U.S. Classification83/58
International ClassificationB26D5/00
Cooperative ClassificationB27G21/00, B23D59/001, F16P3/14
European ClassificationB23D59/00B, B27G21/00, F16P3/14
Legal Events
DateCodeEventDescription
Apr 14, 2005ASAssignment
Owner name: BLACK & DECKER INC., DELAWARE
Free format text: ASSIGNMENT OF ASSIGNORS INTEREST;ASSIGNOR:DELTA INTERNATIONAL MACHINERY CORPORATION;REEL/FRAME:016069/0180
Effective date: 20041002
Jun 17, 2004ASAssignment
Owner name: DELTA INTERNATIONAL MACHINERY CORP., TENNESSEE
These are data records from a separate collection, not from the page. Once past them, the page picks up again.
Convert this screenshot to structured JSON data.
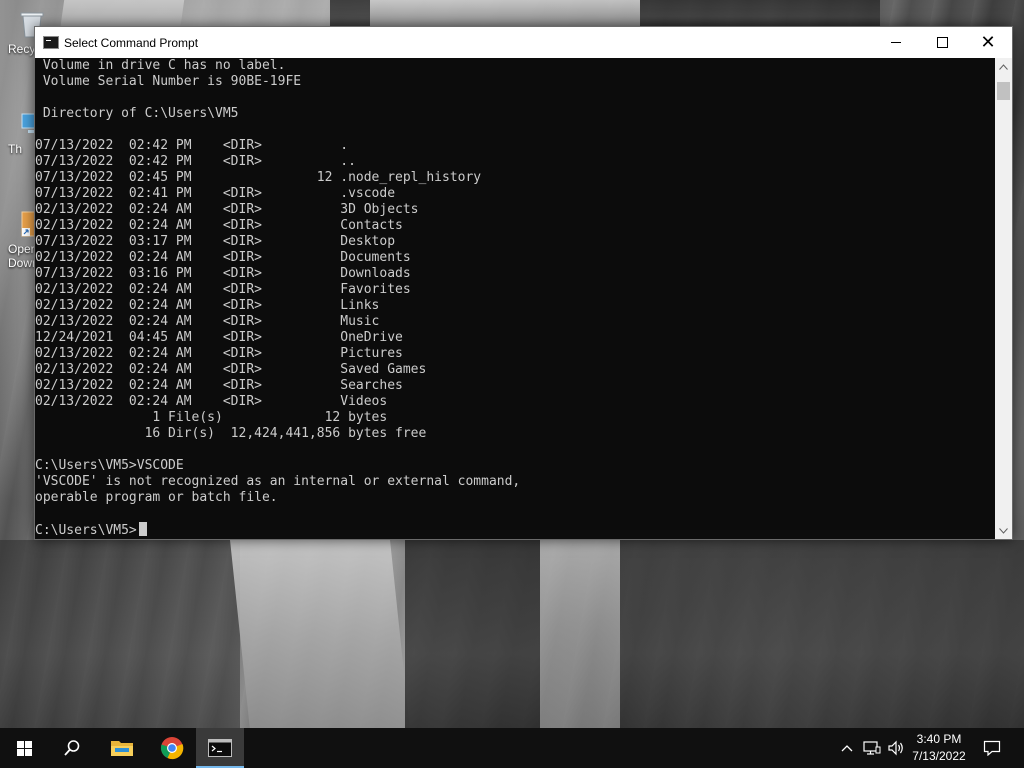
{
  "desktop": {
    "icons": [
      {
        "name": "recycle-bin",
        "label": "Recy"
      },
      {
        "name": "this-pc",
        "label": "Th"
      },
      {
        "name": "open-downloads",
        "label": "Oper"
      },
      {
        "name": "open-downloads-line2",
        "label": "Dowr"
      }
    ]
  },
  "window": {
    "title": "Select Command Prompt",
    "minimize_label": "—",
    "close_label": "✕"
  },
  "console": {
    "lines": [
      " Volume in drive C has no label.",
      " Volume Serial Number is 90BE-19FE",
      "",
      " Directory of C:\\Users\\VM5",
      "",
      "07/13/2022  02:42 PM    <DIR>          .",
      "07/13/2022  02:42 PM    <DIR>          ..",
      "07/13/2022  02:45 PM                12 .node_repl_history",
      "07/13/2022  02:41 PM    <DIR>          .vscode",
      "02/13/2022  02:24 AM    <DIR>          3D Objects",
      "02/13/2022  02:24 AM    <DIR>          Contacts",
      "07/13/2022  03:17 PM    <DIR>          Desktop",
      "02/13/2022  02:24 AM    <DIR>          Documents",
      "07/13/2022  03:16 PM    <DIR>          Downloads",
      "02/13/2022  02:24 AM    <DIR>          Favorites",
      "02/13/2022  02:24 AM    <DIR>          Links",
      "02/13/2022  02:24 AM    <DIR>          Music",
      "12/24/2021  04:45 AM    <DIR>          OneDrive",
      "02/13/2022  02:24 AM    <DIR>          Pictures",
      "02/13/2022  02:24 AM    <DIR>          Saved Games",
      "02/13/2022  02:24 AM    <DIR>          Searches",
      "02/13/2022  02:24 AM    <DIR>          Videos",
      "               1 File(s)             12 bytes",
      "              16 Dir(s)  12,424,441,856 bytes free",
      "",
      "C:\\Users\\VM5>VSCODE",
      "'VSCODE' is not recognized as an internal or external command,",
      "operable program or batch file.",
      ""
    ],
    "prompt": "C:\\Users\\VM5>"
  },
  "taskbar": {
    "apps": [
      {
        "name": "start",
        "icon": "windows-logo-icon"
      },
      {
        "name": "search",
        "icon": "search-icon"
      },
      {
        "name": "file-explorer",
        "icon": "folder-icon"
      },
      {
        "name": "chrome",
        "icon": "chrome-icon"
      },
      {
        "name": "command-prompt",
        "icon": "cmd-icon",
        "active": true
      }
    ],
    "tray": {
      "time": "3:40 PM",
      "date": "7/13/2022"
    }
  }
}
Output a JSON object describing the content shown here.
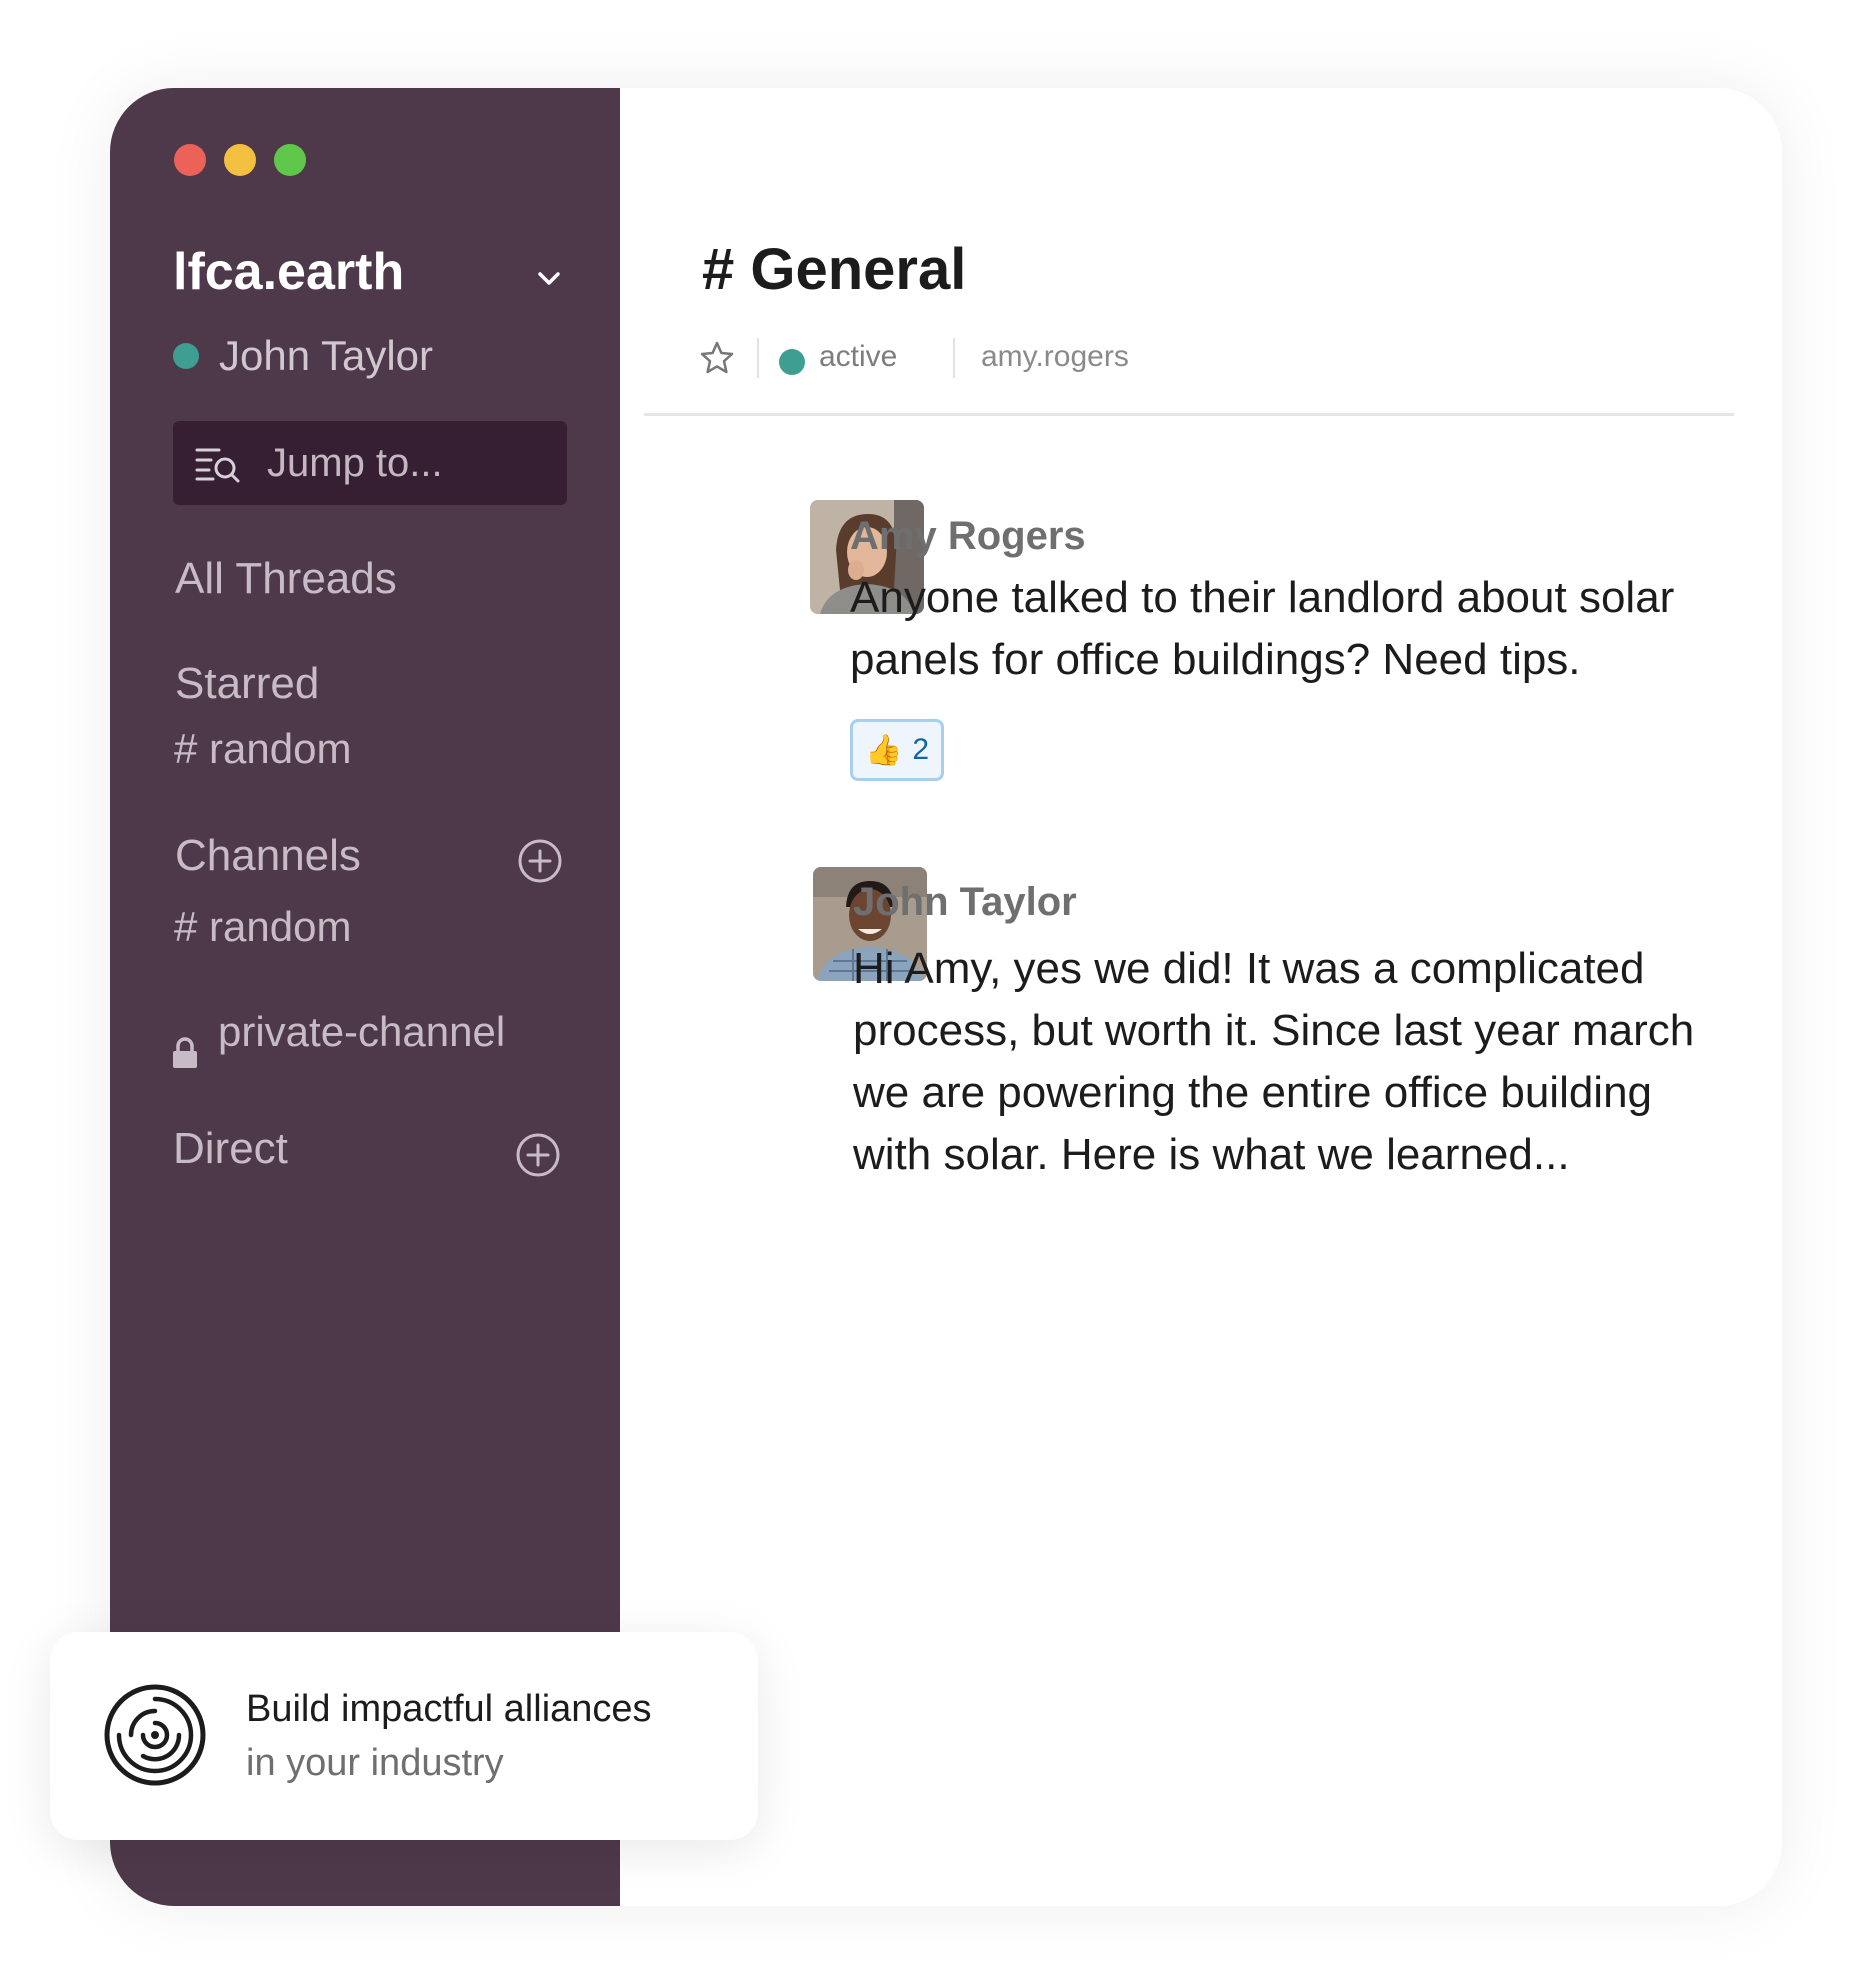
{
  "window": {
    "traffic_lights": {
      "close": "#ec6158",
      "minimize": "#f4c040",
      "maximize": "#5fc84b"
    }
  },
  "sidebar": {
    "background": "#4e394b",
    "workspace_name": "lfca.earth",
    "workspace_icon": "chevron-down-icon",
    "current_user": {
      "name": "John Taylor",
      "presence_color": "#3e9e91"
    },
    "jump_to": {
      "placeholder": "Jump to...",
      "icon": "search-list-icon"
    },
    "all_threads_label": "All Threads",
    "starred": {
      "label": "Starred",
      "items": [
        "# random"
      ]
    },
    "channels": {
      "label": "Channels",
      "add_icon": "add-circle-icon",
      "items": [
        "# random"
      ],
      "private_items": [
        "private-channel"
      ]
    },
    "direct": {
      "label": "Direct",
      "add_icon": "add-circle-icon"
    }
  },
  "channel": {
    "title": "# General",
    "star_icon": "star-icon",
    "status": "active",
    "status_color": "#3e9e91",
    "handle": "amy.rogers"
  },
  "messages": [
    {
      "author": "Amy Rogers",
      "text_lines": [
        "Anyone talked to their landlord about solar",
        "panels for office buildings? Need tips."
      ],
      "reaction": {
        "emoji": "👍",
        "count": "2"
      }
    },
    {
      "author": "John Taylor",
      "text_lines": [
        "Hi Amy, yes we did! It was a complicated",
        "process, but worth it. Since last year march",
        "we are powering the entire office building",
        "with solar. Here is what we learned..."
      ]
    }
  ],
  "promo": {
    "icon": "target-spiral-icon",
    "title": "Build impactful alliances",
    "subtitle": "in your industry"
  }
}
Free format text: ASSIGNMENT OF ASSIGNORS INTEREST;ASSIGNORS:SMITH, MATTHEW A.;KELLER, DAVID W.;GARCIA, JAIME E.;AND OTHERS;REEL/FRAME:015461/0623;SIGNING DATES FROM 20040606 TO 20040610